Benefits of Investing in UK Corporate Bonds

One of the main attractions of corporate bonds is their higher yields compared to government bonds. Companies often offer higher interest rates to attract investors, compensating for the increased risk. For example, while a UK government bond might yield around 1-2%, a corporate bond could offer yields of 3-7% or more, depending on the company’s creditworthiness.


Corporate bonds play a vital role in diversifying an investment portfolio. They provide a balance to equities and other higher-risk investments, offering stability and predictable income. By adding corporate bonds, investors can spread risk across different asset classes and sectors.

Income Generation

Investors in corporate bonds benefit from regular interest payments, providing a stable income stream. This is particularly attractive for those seeking steady cash flow, such as retirees. The frequency and amount of these payments depend on the bond’s terms and the issuing company’s financial health.

Capital Appreciation

While the primary attraction of corporate bonds is income, there is also potential for capital appreciation. If a company’s financial position improves, its bond prices can increase, allowing investors to sell at a profit before maturity.

Risks Associated with UK Corporate Bonds
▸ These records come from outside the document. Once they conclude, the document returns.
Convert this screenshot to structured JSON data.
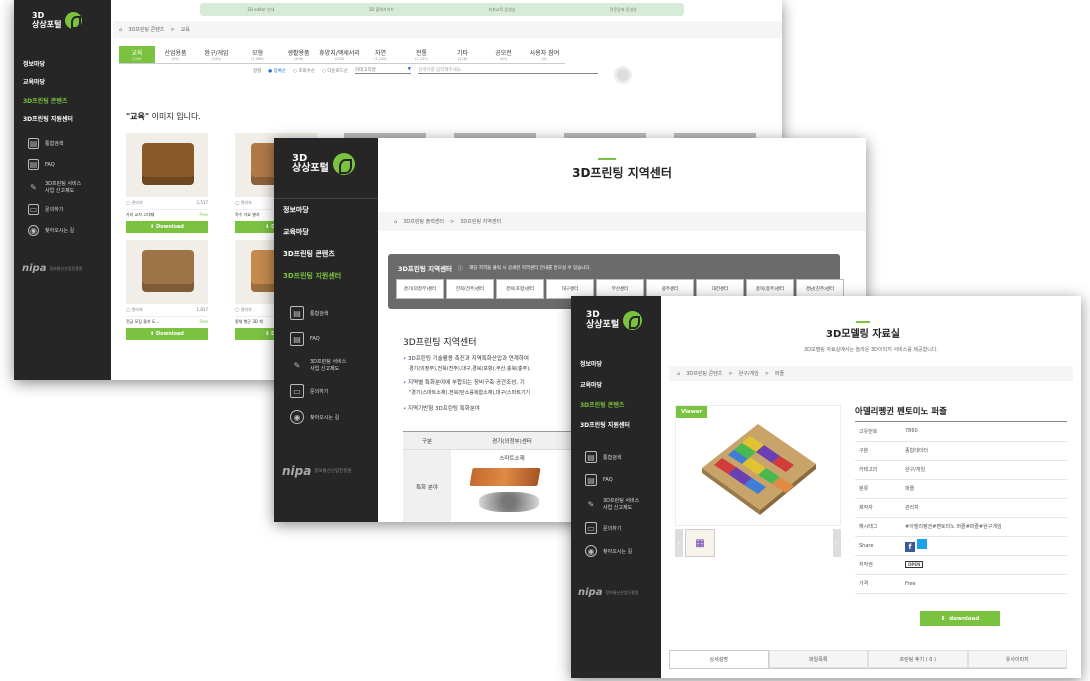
{
  "win1": {
    "top_links": [
      "3D editor 안내",
      "3D 출력가이드",
      "지포교육 동영상",
      "전문강좌 동영상"
    ],
    "logo": {
      "line1": "3D",
      "line2": "상상포털"
    },
    "menu": [
      "정보마당",
      "교육마당",
      "3D프린팅 콘텐츠",
      "3D프린팅 지원센터"
    ],
    "quick": [
      "통합검색",
      "FAQ",
      "3D프린팅 서비스 사업 신고제도",
      "문의하기",
      "찾아오시는 길"
    ],
    "nipa": "nipa",
    "nipa_sub": "정보통신산업진흥원",
    "breadcrumb": [
      "3D프린팅 콘텐츠",
      "교육"
    ],
    "categories": [
      {
        "label": "교육",
        "count": "(246)"
      },
      {
        "label": "산업용품",
        "count": "(95)"
      },
      {
        "label": "완구/게임",
        "count": "(345)"
      },
      {
        "label": "모형",
        "count": "(1,086)"
      },
      {
        "label": "생활용품",
        "count": "(496)"
      },
      {
        "label": "휴양지/액세서리",
        "count": "(236)"
      },
      {
        "label": "자연",
        "count": "(1,246)"
      },
      {
        "label": "전통",
        "count": "(1,233)"
      },
      {
        "label": "기타",
        "count": "(218)"
      },
      {
        "label": "공모전",
        "count": "(60)"
      },
      {
        "label": "사용자 참여",
        "count": "(8)"
      }
    ],
    "sort_label": "정렬",
    "sort_options": [
      "등록순",
      "조회수순",
      "다운로드순"
    ],
    "select_value": "카테고리명",
    "search_placeholder": "검색어를 입력해주세요.",
    "heading_quote": "\"교육\"",
    "heading_rest": " 이미지 입니다.",
    "cards": [
      {
        "author": "관리자",
        "meta": "2,517",
        "title": "가리 교자 고대제",
        "price": "Free",
        "button": "Download"
      },
      {
        "author": "관리자",
        "meta": "",
        "title": "목수 가요 별자",
        "price": "",
        "button": "Down"
      },
      {
        "author": "관리자",
        "meta": "1,817",
        "title": "전금 모집 물자 도...",
        "price": "Free",
        "button": "Download"
      },
      {
        "author": "관리자",
        "meta": "",
        "title": "종체 행군 3D 체",
        "price": "",
        "button": "Down"
      }
    ]
  },
  "win2": {
    "logo": {
      "line1": "3D",
      "line2": "상상포털"
    },
    "menu": [
      "정보마당",
      "교육마당",
      "3D프린팅 콘텐츠",
      "3D프린팅 지원센터"
    ],
    "quick": [
      "통합검색",
      "FAQ",
      "3D프린팅 서비스 사업 신고제도",
      "문의하기",
      "찾아오시는 길"
    ],
    "nipa": "nipa",
    "nipa_sub": "정보통신산업진흥원",
    "title": "3D프린팅 지역센터",
    "breadcrumb": [
      "3D프린팅 출력센터",
      "3D프린팅 지역센터"
    ],
    "panel_title": "3D프린팅 지역센터",
    "panel_note": "해당 지역을 클릭 시 상세한 지역센터 안내를 받으실 수 있습니다.",
    "regions": [
      "경기(의정부)센터",
      "전북(전주)센터",
      "경북(포항)센터",
      "대구센터",
      "부산센터",
      "광주센터",
      "대전센터",
      "충북(충주)센터",
      "경남(진주)센터"
    ],
    "section_title": "3D프린팅 지역센터",
    "bullets": [
      "3D프린팅 기술활용 촉진과 지역특화산업과 연계하여",
      "경기(의정부),전북(전주),대구,경북(포항),부산,충북(충주),",
      "지역별 특화분야에 부합되는 장비구축·공간조성, 기",
      "\"경기(스마트소재),전북(탄소융복합소재),대구(스마트기기",
      "지역기반형 3D프린팅 특화분야"
    ],
    "table_h1": "구분",
    "table_h2": "경기(의정부)센터",
    "table_row_label": "특화 분야",
    "table_cell": "스마트소재"
  },
  "win3": {
    "logo": {
      "line1": "3D",
      "line2": "상상포털"
    },
    "menu": [
      "정보마당",
      "교육마당",
      "3D프린팅 콘텐츠",
      "3D프린팅 지원센터"
    ],
    "quick": [
      "통합검색",
      "FAQ",
      "3D프린팅 서비스 사업 신고제도",
      "문의하기",
      "찾아오시는 길"
    ],
    "nipa": "nipa",
    "nipa_sub": "정보통신산업진흥원",
    "title": "3D모델링 자료실",
    "subtitle": "3D모델링 자료실에서는 놀라운 3D이미지 서비스를 제공합니다.",
    "breadcrumb": [
      "3D프린팅 콘텐츠",
      "완구/게임",
      "퍼즐"
    ],
    "viewer_label": "Viewer",
    "product_title": "아델리펭귄 펜토미노 퍼즐",
    "info": [
      {
        "k": "고유번호",
        "v": "7860"
      },
      {
        "k": "구분",
        "v": "종합데이터"
      },
      {
        "k": "카테고리",
        "v": "완구/게임"
      },
      {
        "k": "분류",
        "v": "퍼즐"
      },
      {
        "k": "제작자",
        "v": "관리자"
      },
      {
        "k": "해시태그",
        "v": "#아델리펭귄#펜토미노 퍼즐#퍼즐#완구게임"
      },
      {
        "k": "Share",
        "v": ""
      },
      {
        "k": "저작권",
        "v": ""
      },
      {
        "k": "가격",
        "v": "Free"
      }
    ],
    "license": "OPEN",
    "download": "download",
    "tabs": [
      "상세설명",
      "파일목록",
      "프린팅 후기 ( 0 )",
      "유사이미지"
    ]
  }
}
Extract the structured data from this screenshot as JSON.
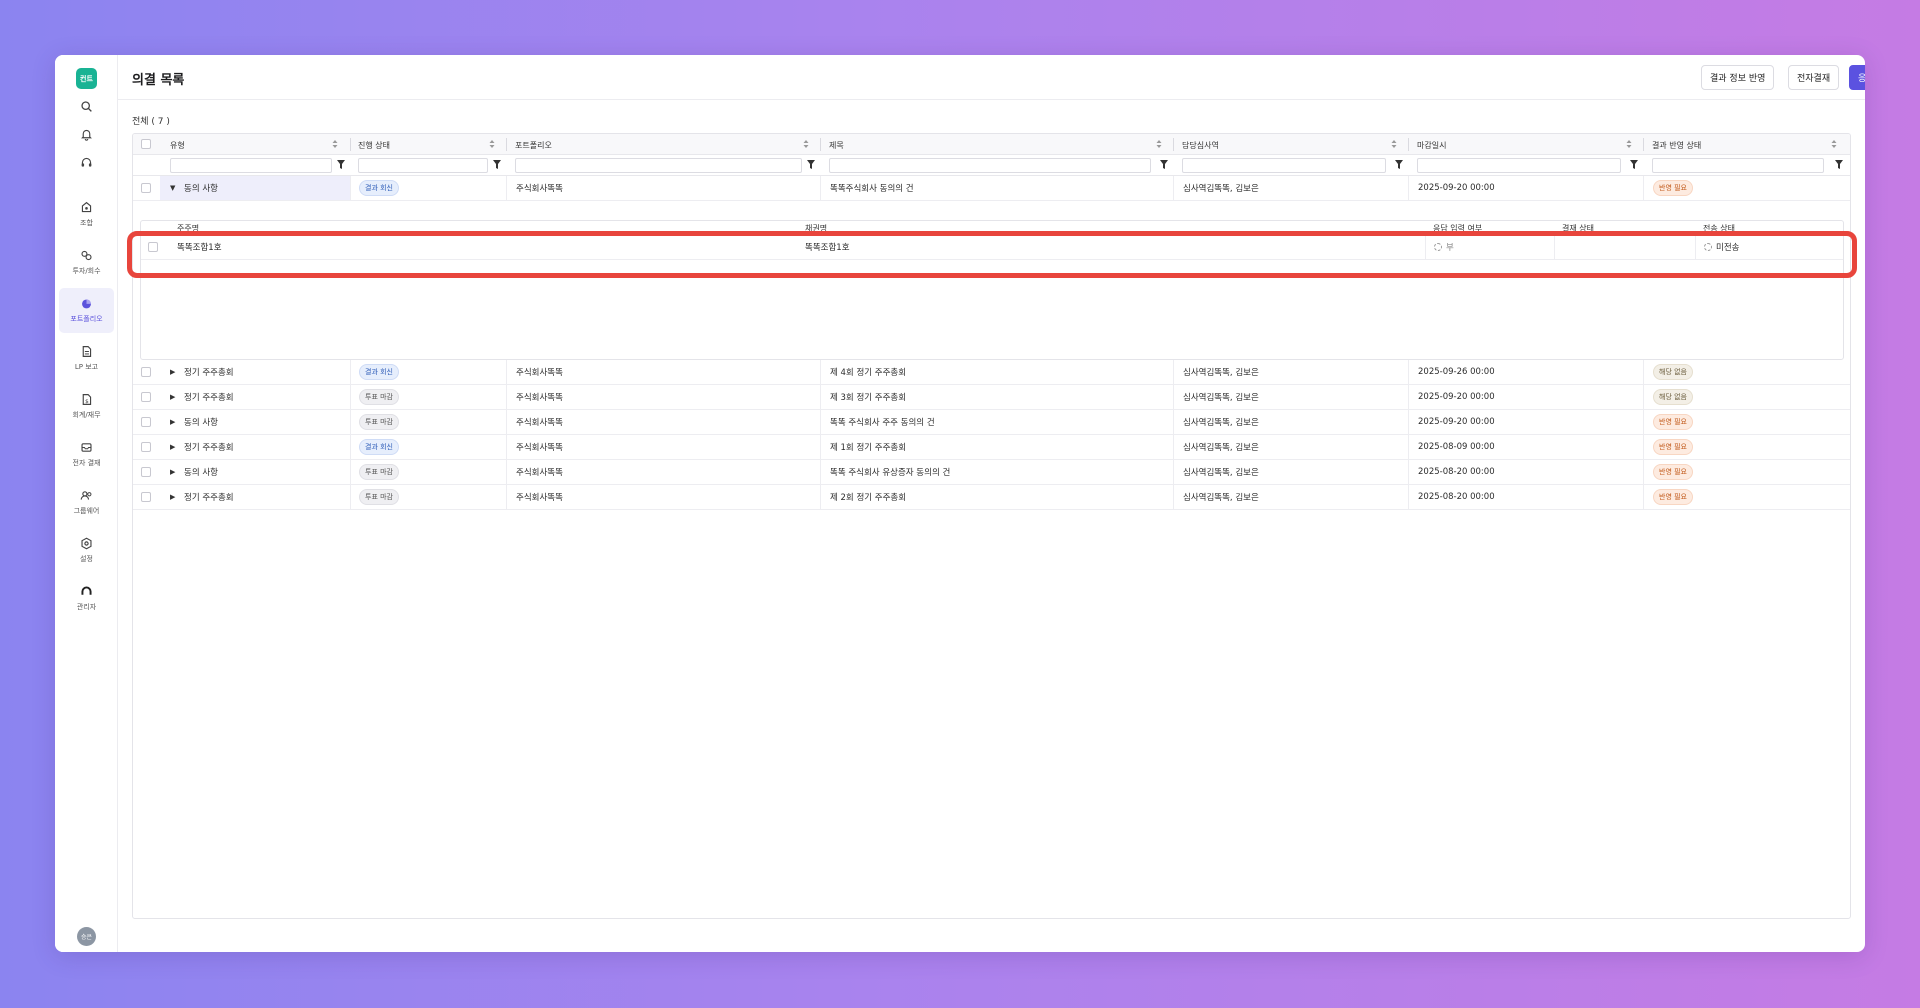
{
  "app": {
    "logo_text": "컨트",
    "page_title": "의결 목록",
    "avatar_text": "승은"
  },
  "sidebar": {
    "top_icons": [
      "search-icon",
      "bell-icon",
      "headset-icon"
    ],
    "items": [
      {
        "label": "조합",
        "icon": "union-icon",
        "active": false
      },
      {
        "label": "투자/회수",
        "icon": "investment-icon",
        "active": false
      },
      {
        "label": "포트폴리오",
        "icon": "portfolio-icon",
        "active": true
      },
      {
        "label": "LP 보고",
        "icon": "report-icon",
        "active": false
      },
      {
        "label": "회계/재무",
        "icon": "accounting-icon",
        "active": false
      },
      {
        "label": "전자 결재",
        "icon": "approval-icon",
        "active": false
      },
      {
        "label": "그룹웨어",
        "icon": "groupware-icon",
        "active": false
      },
      {
        "label": "설정",
        "icon": "settings-icon",
        "active": false
      },
      {
        "label": "관리자",
        "icon": "admin-icon",
        "active": false
      }
    ]
  },
  "header": {
    "buttons": {
      "apply_result": "결과 정보 반영",
      "e_approval": "전자결재",
      "send_response": "응답 전송"
    }
  },
  "list": {
    "count_label": "전체 ( 7 )",
    "columns": [
      "유형",
      "진행 상태",
      "포트폴리오",
      "제목",
      "담당심사역",
      "마감일시",
      "결과 반영 상태"
    ],
    "rows": [
      {
        "type": "동의 사항",
        "status": "결과 회신",
        "status_color": "blue",
        "portfolio": "주식회사똑똑",
        "title": "똑똑주식회사 동의의 건",
        "manager": "심사역김똑똑, 김보은",
        "deadline": "2025-09-20 00:00",
        "result": "반영 필요",
        "result_color": "orange",
        "expanded": true
      },
      {
        "type": "정기 주주총회",
        "status": "결과 회신",
        "status_color": "blue",
        "portfolio": "주식회사똑똑",
        "title": "제 4회 정기 주주총회",
        "manager": "심사역김똑똑, 김보은",
        "deadline": "2025-09-26 00:00",
        "result": "해당 없음",
        "result_color": "tan",
        "expanded": false
      },
      {
        "type": "정기 주주총회",
        "status": "투표 마감",
        "status_color": "gray",
        "portfolio": "주식회사똑똑",
        "title": "제 3회 정기 주주총회",
        "manager": "심사역김똑똑, 김보은",
        "deadline": "2025-09-20 00:00",
        "result": "해당 없음",
        "result_color": "tan",
        "expanded": false
      },
      {
        "type": "동의 사항",
        "status": "투표 마감",
        "status_color": "gray",
        "portfolio": "주식회사똑똑",
        "title": "똑똑 주식회사 주주 동의의 건",
        "manager": "심사역김똑똑, 김보은",
        "deadline": "2025-09-20 00:00",
        "result": "반영 필요",
        "result_color": "orange",
        "expanded": false
      },
      {
        "type": "정기 주주총회",
        "status": "결과 회신",
        "status_color": "blue",
        "portfolio": "주식회사똑똑",
        "title": "제 1회 정기 주주총회",
        "manager": "심사역김똑똑, 김보은",
        "deadline": "2025-08-09 00:00",
        "result": "반영 필요",
        "result_color": "orange",
        "expanded": false
      },
      {
        "type": "동의 사항",
        "status": "투표 마감",
        "status_color": "gray",
        "portfolio": "주식회사똑똑",
        "title": "똑똑 주식회사 유상증자 동의의 건",
        "manager": "심사역김똑똑, 김보은",
        "deadline": "2025-08-20 00:00",
        "result": "반영 필요",
        "result_color": "orange",
        "expanded": false
      },
      {
        "type": "정기 주주총회",
        "status": "투표 마감",
        "status_color": "gray",
        "portfolio": "주식회사똑똑",
        "title": "제 2회 정기 주주총회",
        "manager": "심사역김똑똑, 김보은",
        "deadline": "2025-08-20 00:00",
        "result": "반영 필요",
        "result_color": "orange",
        "expanded": false
      }
    ]
  },
  "sub_table": {
    "columns": [
      "주주명",
      "채권명",
      "응답 입력 여부",
      "결재 상태",
      "전송 상태"
    ],
    "row": {
      "shareholder": "똑똑조합1호",
      "bond": "똑똑조합1호",
      "response_entered": "부",
      "approval_status": "",
      "send_status": "미전송"
    }
  },
  "colors": {
    "primary": "#5b52e0",
    "logo": "#19b394",
    "highlight": "#e8453c",
    "active_nav": "#efeffb"
  }
}
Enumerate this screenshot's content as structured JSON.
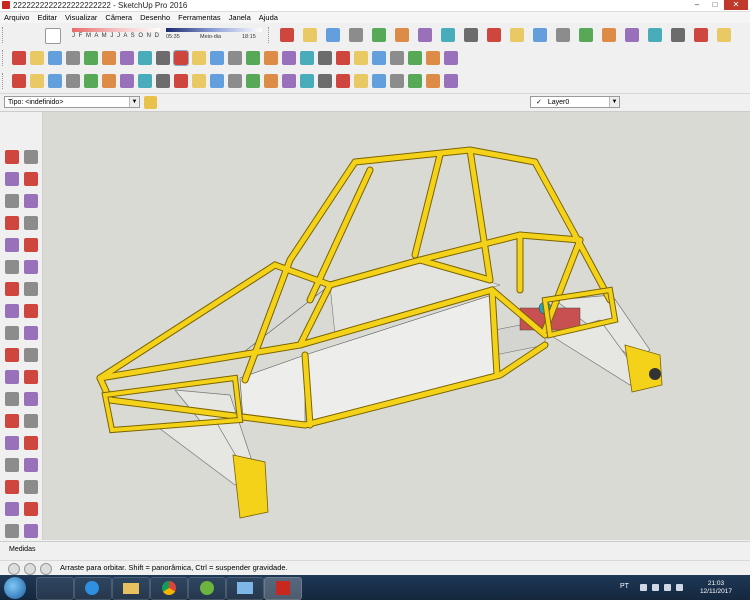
{
  "window": {
    "title": "2222222222222222222222 - SketchUp Pro 2016"
  },
  "menu": [
    "Arquivo",
    "Editar",
    "Visualizar",
    "Câmera",
    "Desenho",
    "Ferramentas",
    "Janela",
    "Ajuda"
  ],
  "shadows": {
    "months": "J F M A M J J A S O N D",
    "time_start": "05:35",
    "time_mid": "Meio-dia",
    "time_end": "18:15"
  },
  "entity_info": {
    "type_label": "Tipo:",
    "type_value": "<indefinido>"
  },
  "layer": {
    "current": "Layer0"
  },
  "measurements": {
    "label": "Medidas"
  },
  "status": {
    "hint": "Arraste para orbitar. Shift = panorâmica, Ctrl = suspender gravidade."
  },
  "taskbar": {
    "language": "PT",
    "time": "21:03",
    "date": "12/11/2017"
  },
  "colors": {
    "frame": "#f5d21a",
    "frame_edge": "#7a6400",
    "panel": "#ededeb",
    "sky": "#d9dad4",
    "suspension": "#e6e6e2"
  },
  "icons": {
    "toolbar1": [
      "paint-bucket-icon",
      "eraser-icon",
      "components-icon",
      "camera-icon",
      "house-icon",
      "home-view-icon",
      "search-icon",
      "model-info-icon",
      "photo-icon",
      "plugin-icon",
      "soften-icon",
      "section-icon",
      "x-ray-icon",
      "shaded-icon",
      "camera-cube-icon",
      "warehouse-icon",
      "share-icon",
      "layers-icon",
      "scenes-icon",
      "measure-icon",
      "protractor-icon",
      "text-icon",
      "axes-icon",
      "dimension-icon",
      "paint-icon"
    ],
    "toolbar2": [
      "move-icon",
      "scissors-icon",
      "copy-icon",
      "paste-icon",
      "delete-icon",
      "undo-icon",
      "redo-icon",
      "print-icon",
      "follow-me-icon",
      "arrow-select-icon",
      "pushpull-icon",
      "rotate-icon",
      "scale-icon",
      "offset-icon",
      "tape-icon",
      "flip-icon",
      "look-around-icon",
      "walk-icon",
      "orbit-icon",
      "pan-icon",
      "zoom-icon",
      "zoom-window-icon",
      "zoom-extents-icon",
      "previous-view-icon",
      "next-view-icon"
    ],
    "toolbar3": [
      "line-icon",
      "freehand-icon",
      "rectangle-icon",
      "rotated-rect-icon",
      "circle-icon",
      "polygon-icon",
      "arc-icon",
      "two-point-arc-icon",
      "pie-icon",
      "arc3-icon",
      "iso-view-icon",
      "top-view-icon",
      "front-view-icon",
      "right-view-icon",
      "back-view-icon",
      "left-view-icon",
      "select-icon",
      "eraser-icon",
      "pencil-icon",
      "arc-tool-icon",
      "pushpull-icon",
      "move-icon",
      "offset-icon",
      "tape-icon",
      "text-icon"
    ]
  }
}
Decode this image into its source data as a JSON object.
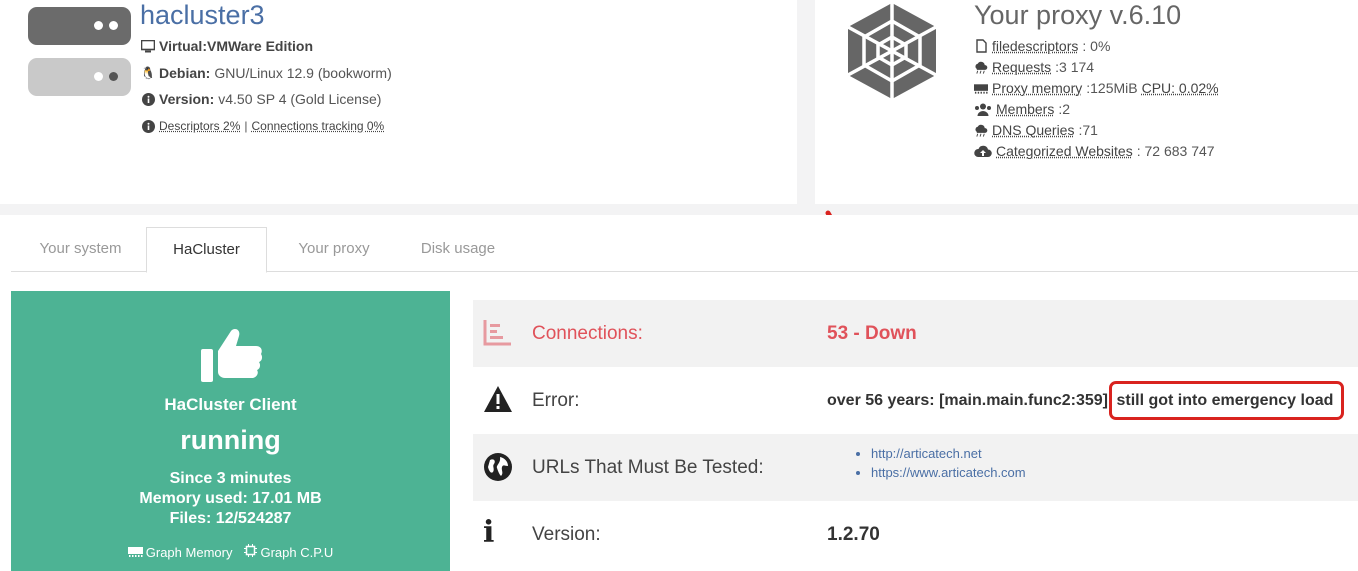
{
  "server": {
    "hostname": "hacluster3",
    "virtual_label": "Virtual:",
    "virtual_value": "VMWare Edition",
    "os_label": "Debian:",
    "os_value": "GNU/Linux 12.9 (bookworm)",
    "version_label": "Version:",
    "version_value": "v4.50 SP 4 (Gold License)",
    "descriptors_link": "Descriptors 2%",
    "separator": "|",
    "conntrack_link": "Connections tracking 0%",
    "icons": [
      "server-stack-icon",
      "monitor-icon",
      "linux-icon",
      "info-icon"
    ]
  },
  "proxy": {
    "title": "Your proxy v.6.10",
    "filedescriptors_label": "filedescriptors",
    "filedescriptors_value": ": 0%",
    "requests_label": "Requests",
    "requests_value": ":3 174",
    "memory_label": "Proxy memory",
    "memory_value": ":125MiB",
    "cpu_link": "CPU: 0.02%",
    "members_label": "Members",
    "members_value": ":2",
    "dns_label": "DNS Queries",
    "dns_value": ":71",
    "categorized_label": "Categorized Websites",
    "categorized_value": ": 72 683 747",
    "icons": [
      "spider-web-icon",
      "file-icon",
      "cloud-icon",
      "memory-icon",
      "users-icon",
      "cloud-icon",
      "cloud-upload-icon"
    ]
  },
  "tabs": [
    {
      "label": "Your system",
      "active": false
    },
    {
      "label": "HaCluster",
      "active": true
    },
    {
      "label": "Your proxy",
      "active": false
    },
    {
      "label": "Disk usage",
      "active": false
    }
  ],
  "client": {
    "name": "HaCluster Client",
    "status": "running",
    "since": "Since 3 minutes",
    "memory": "Memory used: 17.01 MB",
    "files": "Files: 12/524287",
    "graph_memory": "Graph Memory",
    "graph_cpu": "Graph C.P.U",
    "color": "#4db394",
    "icon": "thumbs-up-icon"
  },
  "details": {
    "connections_label": "Connections:",
    "connections_value": "53 - Down",
    "error_label": "Error:",
    "error_value_prefix": "over 56 years: [main.main.func2:359]",
    "error_value_highlight": "still got into emergency load",
    "urls_label": "URLs That Must Be Tested:",
    "urls": [
      "http://articatech.net",
      "https://www.articatech.com"
    ],
    "version_label": "Version:",
    "version_value": "1.2.70",
    "alert_color": "#e0525a",
    "annotation_color": "#d9231f"
  }
}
Credit risk refers to the possibility that the issuing company might default on its debt obligations. This risk is higher for companies with lower credit ratings. To mitigate this risk, investors should thoroughly assess the creditworthiness of the issuer, considering factors such as financial health, industry position, and credit ratings from agencies like Moody’s and Standard & Poor’s.

Interest Rate Risk

Interest rate risk is the risk that changes in interest rates will affect bond prices. When interest rates rise, bond prices typically fall, and vice versa. This risk is particularly significant for longer-term bonds. Strategies to manage interest rate risk include investing in bonds with shorter maturities or those that have adjustable interest rates.

Economic and Market Risk

Corporate bonds are sensitive to economic conditions and market volatility. Economic downturns, changes in interest rates, and market sentiment can all impact bond prices. Historical events, such as the 2008 financial crisis, have shown how economic shocks can affect the corporate bond market.

Default Risk

Default risk is the risk that